Note: This post first appeared on LocalVox.com.
I read an interesting post in The Awl that really struck me and summarized nicely the way we at LocalVox think about the future of local news and publishing. The article titled “The Pretty New Web and the Future of ‘Native’ Advertising” hits on a couple key points.
Consumers more and more are viewing the web in applications like Facebook, Twitter, Yelp, Flipboard, mobile apps, etc. and because these apps control their environment, inherently the content creators are losing control of ad mediums. You can’t just place your display advertisement in someone else’s app. So where does that leave traditional publishers who are dependent on advertising revenue?
Well, the industry trends present a bleak picture with some bright spots. On one hand, revenues are declining precipitously. On the other, traffic from online is now exceeding circulation of print. The problem is that there is much less revenue associated with the same circulation online (and it’s odd using a traditional term like “circulation” to refer to online properties). Technologies such as real time bidding are making advertising markets transparent, driving down CPMs and threatening the viability of relying on traditional regional and national advertisers who can now find better deals through other means.

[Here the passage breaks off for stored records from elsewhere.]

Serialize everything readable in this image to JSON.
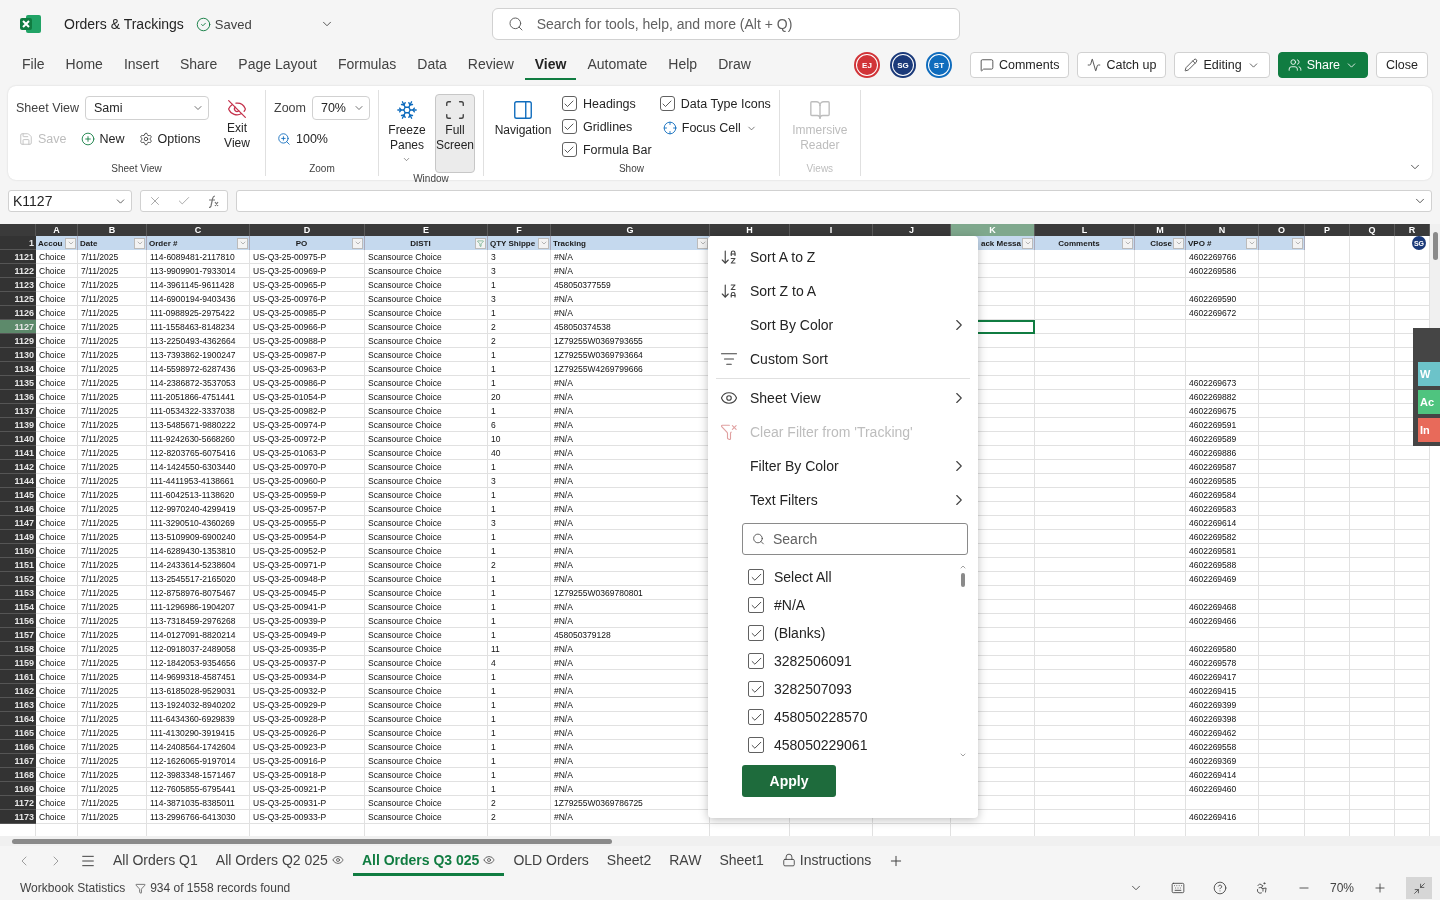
{
  "title_bar": {
    "app_title": "Orders & Trackings",
    "save_status": "Saved",
    "search": {
      "placeholder": "Search for tools, help, and more (Alt + Q)"
    }
  },
  "menu": [
    {
      "label": "File",
      "selected": false
    },
    {
      "label": "Home",
      "selected": false
    },
    {
      "label": "Insert",
      "selected": false
    },
    {
      "label": "Share",
      "selected": false
    },
    {
      "label": "Page Layout",
      "selected": false
    },
    {
      "label": "Formulas",
      "selected": false
    },
    {
      "label": "Data",
      "selected": false
    },
    {
      "label": "Review",
      "selected": false
    },
    {
      "label": "View",
      "selected": true
    },
    {
      "label": "Automate",
      "selected": false
    },
    {
      "label": "Help",
      "selected": false
    },
    {
      "label": "Draw",
      "selected": false
    }
  ],
  "collaborators": [
    {
      "initials": "EJ",
      "color": "#d13438"
    },
    {
      "initials": "SG",
      "color": "#1b3a7a"
    },
    {
      "initials": "ST",
      "color": "#0f6cbd"
    }
  ],
  "actions": [
    {
      "label": "Comments",
      "kind": "comments"
    },
    {
      "label": "Catch up",
      "kind": "catchup"
    },
    {
      "label": "Editing",
      "kind": "editing"
    },
    {
      "label": "Share",
      "kind": "share"
    },
    {
      "label": "Close",
      "kind": "plain"
    }
  ],
  "ribbon": {
    "groups": [
      {
        "kind": "sheet_view",
        "label": "Sheet View",
        "disabled": false,
        "field": {
          "label": "Sheet View",
          "value": "Sami"
        },
        "controls": [
          {
            "kind": "button",
            "label": "Save",
            "disabled": true
          },
          {
            "kind": "button",
            "label": "New",
            "disabled": false
          },
          {
            "kind": "button",
            "label": "Options",
            "disabled": false
          },
          {
            "kind": "large",
            "label": "Exit View",
            "disabled": false
          }
        ]
      },
      {
        "kind": "zoom",
        "label": "Zoom",
        "disabled": false,
        "field": {
          "label": "Zoom",
          "value": "70%"
        },
        "controls": [
          {
            "kind": "button",
            "label": "100%",
            "disabled": false
          }
        ]
      },
      {
        "kind": "window",
        "label": "Window",
        "disabled": false,
        "controls": [
          {
            "kind": "large",
            "label": "Freeze Panes",
            "dropdown": true,
            "selected": false,
            "disabled": false
          },
          {
            "kind": "large",
            "label": "Full Screen",
            "dropdown": false,
            "selected": true,
            "disabled": false
          }
        ]
      },
      {
        "kind": "show",
        "label": "Show",
        "disabled": false,
        "controls": [
          {
            "kind": "large",
            "label": "Navigation",
            "disabled": false
          },
          {
            "kind": "checkbox",
            "label": "Headings",
            "checked": true
          },
          {
            "kind": "checkbox",
            "label": "Gridlines",
            "checked": true
          },
          {
            "kind": "checkbox",
            "label": "Formula Bar",
            "checked": true
          },
          {
            "kind": "checkbox",
            "label": "Data Type Icons",
            "checked": true
          },
          {
            "kind": "button",
            "label": "Focus Cell",
            "dropdown": true,
            "disabled": false
          }
        ]
      },
      {
        "kind": "views",
        "label": "Views",
        "disabled": true,
        "controls": [
          {
            "kind": "large",
            "label": "Immersive Reader",
            "disabled": true
          }
        ]
      }
    ]
  },
  "formula_bar": {
    "name_box": "K1127"
  },
  "sheet": {
    "columns": [
      {
        "letter": "A",
        "header": "Accou",
        "filter_button": true,
        "filtered": false,
        "centered": false,
        "right_aligned": false,
        "selected": false
      },
      {
        "letter": "B",
        "header": "Date",
        "filter_button": true,
        "filtered": false,
        "centered": false,
        "right_aligned": false,
        "selected": false
      },
      {
        "letter": "C",
        "header": "Order #",
        "filter_button": true,
        "filtered": false,
        "centered": false,
        "right_aligned": false,
        "selected": false
      },
      {
        "letter": "D",
        "header": "PO",
        "filter_button": true,
        "filtered": false,
        "centered": true,
        "right_aligned": false,
        "selected": false
      },
      {
        "letter": "E",
        "header": "DISTI",
        "filter_button": true,
        "filtered": true,
        "centered": true,
        "right_aligned": false,
        "selected": false
      },
      {
        "letter": "F",
        "header": "QTY Shippe",
        "filter_button": true,
        "filtered": false,
        "centered": false,
        "right_aligned": false,
        "selected": false
      },
      {
        "letter": "G",
        "header": "Tracking",
        "filter_button": true,
        "filtered": false,
        "centered": false,
        "right_aligned": false,
        "selected": false
      },
      {
        "letter": "H",
        "filter_button": false,
        "selected": false
      },
      {
        "letter": "I",
        "filter_button": false,
        "selected": false
      },
      {
        "letter": "J",
        "filter_button": false,
        "selected": false
      },
      {
        "letter": "K",
        "header": "ack Messa",
        "filter_button": true,
        "filtered": false,
        "centered": false,
        "right_aligned": true,
        "selected": true
      },
      {
        "letter": "L",
        "header": "Comments",
        "filter_button": true,
        "filtered": false,
        "centered": true,
        "right_aligned": false,
        "selected": false
      },
      {
        "letter": "M",
        "header": "Close",
        "filter_button": true,
        "filtered": false,
        "centered": false,
        "right_aligned": true,
        "selected": false
      },
      {
        "letter": "N",
        "header": "VPO #",
        "filter_button": true,
        "filtered": false,
        "centered": false,
        "right_aligned": false,
        "selected": false
      },
      {
        "letter": "O",
        "filter_button": true,
        "filtered": false,
        "selected": false
      },
      {
        "letter": "P",
        "filter_button": false,
        "selected": false
      },
      {
        "letter": "Q",
        "filter_button": false,
        "selected": false
      },
      {
        "letter": "R",
        "filter_button": false,
        "selected": false
      }
    ],
    "header_row": "1",
    "presence": {
      "initials": "SG"
    },
    "rows": [
      {
        "num": "1121",
        "selected": false,
        "cells": {
          "A": "Choice",
          "B": "7/11/2025",
          "C": "114-6089481-2117810",
          "D": "US-Q3-25-00975-P",
          "E": "Scansource Choice",
          "F": "3",
          "G": "#N/A",
          "N": "4602269766"
        }
      },
      {
        "num": "1122",
        "selected": false,
        "cells": {
          "A": "Choice",
          "B": "7/11/2025",
          "C": "113-9909901-7933014",
          "D": "US-Q3-25-00969-P",
          "E": "Scansource Choice",
          "F": "3",
          "G": "#N/A",
          "N": "4602269586"
        }
      },
      {
        "num": "1123",
        "selected": false,
        "cells": {
          "A": "Choice",
          "B": "7/11/2025",
          "C": "114-3961145-9611428",
          "D": "US-Q3-25-00965-P",
          "E": "Scansource Choice",
          "F": "1",
          "G": "458050377559"
        }
      },
      {
        "num": "1125",
        "selected": false,
        "cells": {
          "A": "Choice",
          "B": "7/11/2025",
          "C": "114-6900194-9403436",
          "D": "US-Q3-25-00976-P",
          "E": "Scansource Choice",
          "F": "3",
          "G": "#N/A",
          "N": "4602269590"
        }
      },
      {
        "num": "1126",
        "selected": false,
        "cells": {
          "A": "Choice",
          "B": "7/11/2025",
          "C": "111-0988925-2975422",
          "D": "US-Q3-25-00985-P",
          "E": "Scansource Choice",
          "F": "1",
          "G": "#N/A",
          "N": "4602269672"
        }
      },
      {
        "num": "1127",
        "selected": true,
        "cells": {
          "A": "Choice",
          "B": "7/11/2025",
          "C": "111-1558463-8148234",
          "D": "US-Q3-25-00966-P",
          "E": "Scansource Choice",
          "F": "2",
          "G": "458050374538"
        }
      },
      {
        "num": "1129",
        "selected": false,
        "cells": {
          "A": "Choice",
          "B": "7/11/2025",
          "C": "113-2250493-4362664",
          "D": "US-Q3-25-00988-P",
          "E": "Scansource Choice",
          "F": "2",
          "G": "1Z79255W0369793655"
        }
      },
      {
        "num": "1130",
        "selected": false,
        "cells": {
          "A": "Choice",
          "B": "7/11/2025",
          "C": "113-7393862-1900247",
          "D": "US-Q3-25-00987-P",
          "E": "Scansource Choice",
          "F": "1",
          "G": "1Z79255W0369793664"
        }
      },
      {
        "num": "1134",
        "selected": false,
        "cells": {
          "A": "Choice",
          "B": "7/11/2025",
          "C": "114-5598972-6287436",
          "D": "US-Q3-25-00963-P",
          "E": "Scansource Choice",
          "F": "1",
          "G": "1Z79255W4269799666"
        }
      },
      {
        "num": "1135",
        "selected": false,
        "cells": {
          "A": "Choice",
          "B": "7/11/2025",
          "C": "114-2386872-3537053",
          "D": "US-Q3-25-00986-P",
          "E": "Scansource Choice",
          "F": "1",
          "G": "#N/A",
          "N": "4602269673"
        }
      },
      {
        "num": "1136",
        "selected": false,
        "cells": {
          "A": "Choice",
          "B": "7/11/2025",
          "C": "111-2051866-4751441",
          "D": "US-Q3-25-01054-P",
          "E": "Scansource Choice",
          "F": "20",
          "G": "#N/A",
          "N": "4602269882"
        }
      },
      {
        "num": "1137",
        "selected": false,
        "cells": {
          "A": "Choice",
          "B": "7/11/2025",
          "C": "111-0534322-3337038",
          "D": "US-Q3-25-00982-P",
          "E": "Scansource Choice",
          "F": "1",
          "G": "#N/A",
          "N": "4602269675"
        }
      },
      {
        "num": "1139",
        "selected": false,
        "cells": {
          "A": "Choice",
          "B": "7/11/2025",
          "C": "113-5485671-9880222",
          "D": "US-Q3-25-00974-P",
          "E": "Scansource Choice",
          "F": "6",
          "G": "#N/A",
          "N": "4602269591"
        }
      },
      {
        "num": "1140",
        "selected": false,
        "cells": {
          "A": "Choice",
          "B": "7/11/2025",
          "C": "111-9242630-5668260",
          "D": "US-Q3-25-00972-P",
          "E": "Scansource Choice",
          "F": "10",
          "G": "#N/A",
          "N": "4602269589"
        }
      },
      {
        "num": "1141",
        "selected": false,
        "cells": {
          "A": "Choice",
          "B": "7/11/2025",
          "C": "112-8203765-6075416",
          "D": "US-Q3-25-01063-P",
          "E": "Scansource Choice",
          "F": "40",
          "G": "#N/A",
          "N": "4602269886"
        }
      },
      {
        "num": "1142",
        "selected": false,
        "cells": {
          "A": "Choice",
          "B": "7/11/2025",
          "C": "114-1424550-6303440",
          "D": "US-Q3-25-00970-P",
          "E": "Scansource Choice",
          "F": "1",
          "G": "#N/A",
          "N": "4602269587"
        }
      },
      {
        "num": "1144",
        "selected": false,
        "cells": {
          "A": "Choice",
          "B": "7/11/2025",
          "C": "111-4411953-4138661",
          "D": "US-Q3-25-00960-P",
          "E": "Scansource Choice",
          "F": "3",
          "G": "#N/A",
          "N": "4602269585"
        }
      },
      {
        "num": "1145",
        "selected": false,
        "cells": {
          "A": "Choice",
          "B": "7/11/2025",
          "C": "111-6042513-1138620",
          "D": "US-Q3-25-00959-P",
          "E": "Scansource Choice",
          "F": "1",
          "G": "#N/A",
          "N": "4602269584"
        }
      },
      {
        "num": "1146",
        "selected": false,
        "cells": {
          "A": "Choice",
          "B": "7/11/2025",
          "C": "112-9970240-4299419",
          "D": "US-Q3-25-00957-P",
          "E": "Scansource Choice",
          "F": "1",
          "G": "#N/A",
          "N": "4602269583"
        }
      },
      {
        "num": "1147",
        "selected": false,
        "cells": {
          "A": "Choice",
          "B": "7/11/2025",
          "C": "111-3290510-4360269",
          "D": "US-Q3-25-00955-P",
          "E": "Scansource Choice",
          "F": "3",
          "G": "#N/A",
          "N": "4602269614"
        }
      },
      {
        "num": "1149",
        "selected": false,
        "cells": {
          "A": "Choice",
          "B": "7/11/2025",
          "C": "113-5109909-6900240",
          "D": "US-Q3-25-00954-P",
          "E": "Scansource Choice",
          "F": "1",
          "G": "#N/A",
          "N": "4602269582"
        }
      },
      {
        "num": "1150",
        "selected": false,
        "cells": {
          "A": "Choice",
          "B": "7/11/2025",
          "C": "114-6289430-1353810",
          "D": "US-Q3-25-00952-P",
          "E": "Scansource Choice",
          "F": "1",
          "G": "#N/A",
          "N": "4602269581"
        }
      },
      {
        "num": "1151",
        "selected": false,
        "cells": {
          "A": "Choice",
          "B": "7/11/2025",
          "C": "114-2433614-5238604",
          "D": "US-Q3-25-00971-P",
          "E": "Scansource Choice",
          "F": "2",
          "G": "#N/A",
          "N": "4602269588"
        }
      },
      {
        "num": "1152",
        "selected": false,
        "cells": {
          "A": "Choice",
          "B": "7/11/2025",
          "C": "113-2545517-2165020",
          "D": "US-Q3-25-00948-P",
          "E": "Scansource Choice",
          "F": "1",
          "G": "#N/A",
          "N": "4602269469"
        }
      },
      {
        "num": "1153",
        "selected": false,
        "cells": {
          "A": "Choice",
          "B": "7/11/2025",
          "C": "112-8758976-8075467",
          "D": "US-Q3-25-00945-P",
          "E": "Scansource Choice",
          "F": "1",
          "G": "1Z79255W0369780801"
        }
      },
      {
        "num": "1154",
        "selected": false,
        "cells": {
          "A": "Choice",
          "B": "7/11/2025",
          "C": "111-1296986-1904207",
          "D": "US-Q3-25-00941-P",
          "E": "Scansource Choice",
          "F": "1",
          "G": "#N/A",
          "N": "4602269468"
        }
      },
      {
        "num": "1156",
        "selected": false,
        "cells": {
          "A": "Choice",
          "B": "7/11/2025",
          "C": "113-7318459-2976268",
          "D": "US-Q3-25-00939-P",
          "E": "Scansource Choice",
          "F": "1",
          "G": "#N/A",
          "N": "4602269466"
        }
      },
      {
        "num": "1157",
        "selected": false,
        "cells": {
          "A": "Choice",
          "B": "7/11/2025",
          "C": "114-0127091-8820214",
          "D": "US-Q3-25-00949-P",
          "E": "Scansource Choice",
          "F": "1",
          "G": "458050379128"
        }
      },
      {
        "num": "1158",
        "selected": false,
        "cells": {
          "A": "Choice",
          "B": "7/11/2025",
          "C": "112-0918037-2489058",
          "D": "US-Q3-25-00935-P",
          "E": "Scansource Choice",
          "F": "11",
          "G": "#N/A",
          "N": "4602269580"
        }
      },
      {
        "num": "1159",
        "selected": false,
        "cells": {
          "A": "Choice",
          "B": "7/11/2025",
          "C": "112-1842053-9354656",
          "D": "US-Q3-25-00937-P",
          "E": "Scansource Choice",
          "F": "4",
          "G": "#N/A",
          "N": "4602269578"
        }
      },
      {
        "num": "1161",
        "selected": false,
        "cells": {
          "A": "Choice",
          "B": "7/11/2025",
          "C": "114-9699318-4587451",
          "D": "US-Q3-25-00934-P",
          "E": "Scansource Choice",
          "F": "1",
          "G": "#N/A",
          "N": "4602269417"
        }
      },
      {
        "num": "1162",
        "selected": false,
        "cells": {
          "A": "Choice",
          "B": "7/11/2025",
          "C": "113-6185028-9529031",
          "D": "US-Q3-25-00932-P",
          "E": "Scansource Choice",
          "F": "1",
          "G": "#N/A",
          "N": "4602269415"
        }
      },
      {
        "num": "1163",
        "selected": false,
        "cells": {
          "A": "Choice",
          "B": "7/11/2025",
          "C": "113-1924032-8940202",
          "D": "US-Q3-25-00929-P",
          "E": "Scansource Choice",
          "F": "1",
          "G": "#N/A",
          "N": "4602269399"
        }
      },
      {
        "num": "1164",
        "selected": false,
        "cells": {
          "A": "Choice",
          "B": "7/11/2025",
          "C": "111-6434360-6929839",
          "D": "US-Q3-25-00928-P",
          "E": "Scansource Choice",
          "F": "1",
          "G": "#N/A",
          "N": "4602269398"
        }
      },
      {
        "num": "1165",
        "selected": false,
        "cells": {
          "A": "Choice",
          "B": "7/11/2025",
          "C": "111-4130290-3919415",
          "D": "US-Q3-25-00926-P",
          "E": "Scansource Choice",
          "F": "1",
          "G": "#N/A",
          "N": "4602269462"
        }
      },
      {
        "num": "1166",
        "selected": false,
        "cells": {
          "A": "Choice",
          "B": "7/11/2025",
          "C": "114-2408564-1742604",
          "D": "US-Q3-25-00923-P",
          "E": "Scansource Choice",
          "F": "1",
          "G": "#N/A",
          "N": "4602269558"
        }
      },
      {
        "num": "1167",
        "selected": false,
        "cells": {
          "A": "Choice",
          "B": "7/11/2025",
          "C": "112-1626065-9197014",
          "D": "US-Q3-25-00916-P",
          "E": "Scansource Choice",
          "F": "1",
          "G": "#N/A",
          "N": "4602269369"
        }
      },
      {
        "num": "1168",
        "selected": false,
        "cells": {
          "A": "Choice",
          "B": "7/11/2025",
          "C": "112-3983348-1571467",
          "D": "US-Q3-25-00918-P",
          "E": "Scansource Choice",
          "F": "1",
          "G": "#N/A",
          "N": "4602269414"
        }
      },
      {
        "num": "1169",
        "selected": false,
        "cells": {
          "A": "Choice",
          "B": "7/11/2025",
          "C": "112-7605855-6795441",
          "D": "US-Q3-25-00921-P",
          "E": "Scansource Choice",
          "F": "1",
          "G": "#N/A",
          "N": "4602269460"
        }
      },
      {
        "num": "1172",
        "selected": false,
        "cells": {
          "A": "Choice",
          "B": "7/11/2025",
          "C": "114-3871035-8385011",
          "D": "US-Q3-25-00931-P",
          "E": "Scansource Choice",
          "F": "2",
          "G": "1Z79255W0369786725"
        }
      },
      {
        "num": "1173",
        "selected": false,
        "cells": {
          "A": "Choice",
          "B": "7/11/2025",
          "C": "113-2996766-6413030",
          "D": "US-Q3-25-00933-P",
          "E": "Scansource Choice",
          "F": "2",
          "G": "#N/A",
          "N": "4602269416"
        }
      }
    ]
  },
  "filter_menu": {
    "items": [
      {
        "kind": "sort_az",
        "label": "Sort A to Z",
        "submenu": false,
        "disabled": false
      },
      {
        "kind": "sort_za",
        "label": "Sort Z to A",
        "submenu": false,
        "disabled": false
      },
      {
        "kind": "plain",
        "label": "Sort By Color",
        "submenu": true,
        "disabled": false
      },
      {
        "kind": "custom_sort",
        "label": "Custom Sort",
        "submenu": false,
        "disabled": false
      },
      {
        "kind": "divider"
      },
      {
        "kind": "sheet_view",
        "label": "Sheet View",
        "submenu": true,
        "disabled": false
      },
      {
        "kind": "clear",
        "label": "Clear Filter from 'Tracking'",
        "submenu": false,
        "disabled": true
      },
      {
        "kind": "plain",
        "label": "Filter By Color",
        "submenu": true,
        "disabled": false
      },
      {
        "kind": "plain",
        "label": "Text Filters",
        "submenu": true,
        "disabled": false
      }
    ],
    "search": {
      "placeholder": "Search"
    },
    "values": [
      {
        "label": "Select All",
        "checked": true
      },
      {
        "label": "#N/A",
        "checked": true
      },
      {
        "label": "(Blanks)",
        "checked": true
      },
      {
        "label": "3282506091",
        "checked": true
      },
      {
        "label": "3282507093",
        "checked": true
      },
      {
        "label": "458050228570",
        "checked": true
      },
      {
        "label": "458050229061",
        "checked": true
      }
    ],
    "apply": "Apply"
  },
  "side_panel": [
    {
      "label": "W",
      "color": "#6cc3c9"
    },
    {
      "label": "Ac",
      "color": "#4fc47f"
    },
    {
      "label": "In",
      "color": "#e86a5a"
    }
  ],
  "sheet_tabs": [
    {
      "label": "All Orders Q1",
      "sheet_view": false,
      "locked": false,
      "selected": false
    },
    {
      "label": "All Orders Q2 025",
      "sheet_view": true,
      "locked": false,
      "selected": false
    },
    {
      "label": "All Orders Q3 025",
      "sheet_view": true,
      "locked": false,
      "selected": true
    },
    {
      "label": "OLD Orders",
      "sheet_view": false,
      "locked": false,
      "selected": false
    },
    {
      "label": "Sheet2",
      "sheet_view": false,
      "locked": false,
      "selected": false
    },
    {
      "label": "RAW",
      "sheet_view": false,
      "locked": false,
      "selected": false
    },
    {
      "label": "Sheet1",
      "sheet_view": false,
      "locked": false,
      "selected": false
    },
    {
      "label": "Instructions",
      "sheet_view": false,
      "locked": true,
      "selected": false
    }
  ],
  "status_bar": {
    "stats": "Workbook Statistics",
    "filter_count": "934 of 1558 records found",
    "zoom": "70%"
  }
}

Bottom line: If a local publisher just sells “adjacency” they will get “adjacency” rates.
Turning the Tide with New Revenue Streams for Local Publishers
So what is the solution for local publishers – and everyone else in an app filtered web world:
“The hot word in advertising right now is “native.” If I hear “native” one more time this week, oof, I swear. As with all terms in advertising, it’s a word that doesn’t make much sense on its face. (Ask me about “stock and flow” someday.) What “native” means is: it’s not in an ad box. All “native” means is that advertisers are now getting to come closer to presenting advertising that is less distinguishable from what they like to call “content,” AKA the stuff people make that people go to “apps” and “sites” to see.
We (along with everyone else!) are expanding our native advertising! There are really good ways to do it, I think, and I think over the next three months we’ll be doing a better job with it! I even believe, particularly in the cases of “brought-to-you-by” sponsored editorial “content,” that readers and viewers of good things are often happy to see that a sponsor paid for it to exist!
It also really helps if you try to only take good advertising, that’s a good match for where it’s published. (Hard to do, but a worthwhile fight.) “
This is exactly the approach we think local publishers must take. As an example, our LocalVox online marketing platform powers Hartford Courant’s MyTown Marketplace, where local businesses can publish directly to their local neighborhood section online (and Facebook, Twitter, their website, email newsletters, etc. with a single button. The local publishing is a significant piece, but just one piece of the solution.).
And the result is revenue that defies traditional CPMs by orders of magnitude. The content is integrated into a separate co-branded site that is all advertorial, but it is brought tastefully into Courant on the town pages.
The Cultural Shift to Native Content Provided by Local Businesses
In conversations, I have had with other local publishers, I continue to hear fears of local businesses publishing on their own and how the content must be clearly distinguished from editorial content. I think that is true in principle, i.e. there should be some indication, but that advertorial need not be sectioned off into an ad unit. Instead, as Choire Sicha points out in the Awl, this content does in fact have reader value. A charity event at the local theatre is news. A truffle tasting dinner at the local restaurant is news. New kids classes at the local play space is news. The pizza parlor that sponsors the Little League team is news. It’s just a matter of who covers it and the voice.
Local publishers who embrace this concept will find that they have more content to curate than ever and at lower production costs. They will have tighter ties into their local communities and will play an expanded role in how readers find out what is going on around them. Their readers are human and as such eat, drink, learn, play, shop, experience and exercise. Why not expand on your ability to provide such coverage while creating valuable revenue sources?
Of course this shift goes much further. Culturally, local publishers need to stop thinking of their clients as advertisers and what they are selling as advertising. They must build a culture of long term relationships, not temporary advertising orders that must be continually renewed. They should open up to a new set of clients beyond regional advertisers, as native content could come from smaller businesses. It may not be hard news in the strict sense, but getting that content could be the key to saving the local publishing industry.
We at LocalVox agree. The future of local publishing is about native content, intermixed with original and crowdsourced content in new and interesting ways. We are excited to be helping local publishers get there in these critical times.